Problem description: In the entries below, count the lines that include the word "Bikini" and reply with the number alone.

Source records
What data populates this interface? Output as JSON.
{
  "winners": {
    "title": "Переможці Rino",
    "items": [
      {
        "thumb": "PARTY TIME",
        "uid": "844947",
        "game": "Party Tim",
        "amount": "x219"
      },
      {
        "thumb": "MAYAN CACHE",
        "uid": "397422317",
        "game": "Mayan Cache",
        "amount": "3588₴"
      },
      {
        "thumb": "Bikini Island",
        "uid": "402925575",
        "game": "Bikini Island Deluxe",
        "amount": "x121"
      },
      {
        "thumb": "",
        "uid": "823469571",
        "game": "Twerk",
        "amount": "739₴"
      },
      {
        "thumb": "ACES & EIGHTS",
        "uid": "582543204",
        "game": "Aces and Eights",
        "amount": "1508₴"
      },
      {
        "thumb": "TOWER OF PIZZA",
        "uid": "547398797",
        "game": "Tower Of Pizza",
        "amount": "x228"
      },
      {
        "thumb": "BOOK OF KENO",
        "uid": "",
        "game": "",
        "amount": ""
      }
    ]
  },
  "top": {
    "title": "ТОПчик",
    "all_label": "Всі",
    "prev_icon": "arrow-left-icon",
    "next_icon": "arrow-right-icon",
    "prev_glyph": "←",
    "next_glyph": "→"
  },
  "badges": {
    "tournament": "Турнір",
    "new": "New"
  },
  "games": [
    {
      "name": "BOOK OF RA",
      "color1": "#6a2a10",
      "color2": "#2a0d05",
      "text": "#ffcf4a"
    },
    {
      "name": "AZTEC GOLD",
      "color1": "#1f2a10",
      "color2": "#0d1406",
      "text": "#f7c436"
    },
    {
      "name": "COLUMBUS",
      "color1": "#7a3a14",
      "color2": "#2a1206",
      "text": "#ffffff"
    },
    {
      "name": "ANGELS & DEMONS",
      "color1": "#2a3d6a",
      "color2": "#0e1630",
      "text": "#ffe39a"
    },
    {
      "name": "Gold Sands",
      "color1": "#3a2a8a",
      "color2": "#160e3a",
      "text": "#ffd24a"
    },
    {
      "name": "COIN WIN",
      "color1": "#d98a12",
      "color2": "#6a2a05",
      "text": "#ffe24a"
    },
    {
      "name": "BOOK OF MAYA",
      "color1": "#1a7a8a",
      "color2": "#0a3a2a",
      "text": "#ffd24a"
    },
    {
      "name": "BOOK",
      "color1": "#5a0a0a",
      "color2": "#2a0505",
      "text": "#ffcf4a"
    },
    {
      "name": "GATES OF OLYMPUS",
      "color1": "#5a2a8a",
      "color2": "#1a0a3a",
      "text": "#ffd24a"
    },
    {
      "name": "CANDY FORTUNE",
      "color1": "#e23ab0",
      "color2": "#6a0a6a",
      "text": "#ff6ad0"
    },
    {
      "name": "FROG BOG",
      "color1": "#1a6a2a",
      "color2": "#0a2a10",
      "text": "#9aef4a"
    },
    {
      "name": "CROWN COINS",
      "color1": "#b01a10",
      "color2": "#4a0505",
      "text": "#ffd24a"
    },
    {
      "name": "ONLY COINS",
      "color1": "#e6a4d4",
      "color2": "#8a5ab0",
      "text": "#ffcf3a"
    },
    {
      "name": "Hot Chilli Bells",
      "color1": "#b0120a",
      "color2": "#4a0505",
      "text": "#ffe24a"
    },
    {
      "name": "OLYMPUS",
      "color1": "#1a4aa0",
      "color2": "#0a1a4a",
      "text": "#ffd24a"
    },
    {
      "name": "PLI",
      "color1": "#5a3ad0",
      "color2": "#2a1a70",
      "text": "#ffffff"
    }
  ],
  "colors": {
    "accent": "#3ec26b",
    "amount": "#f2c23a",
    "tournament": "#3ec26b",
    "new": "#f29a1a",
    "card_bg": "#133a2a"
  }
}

Reply to the task: 2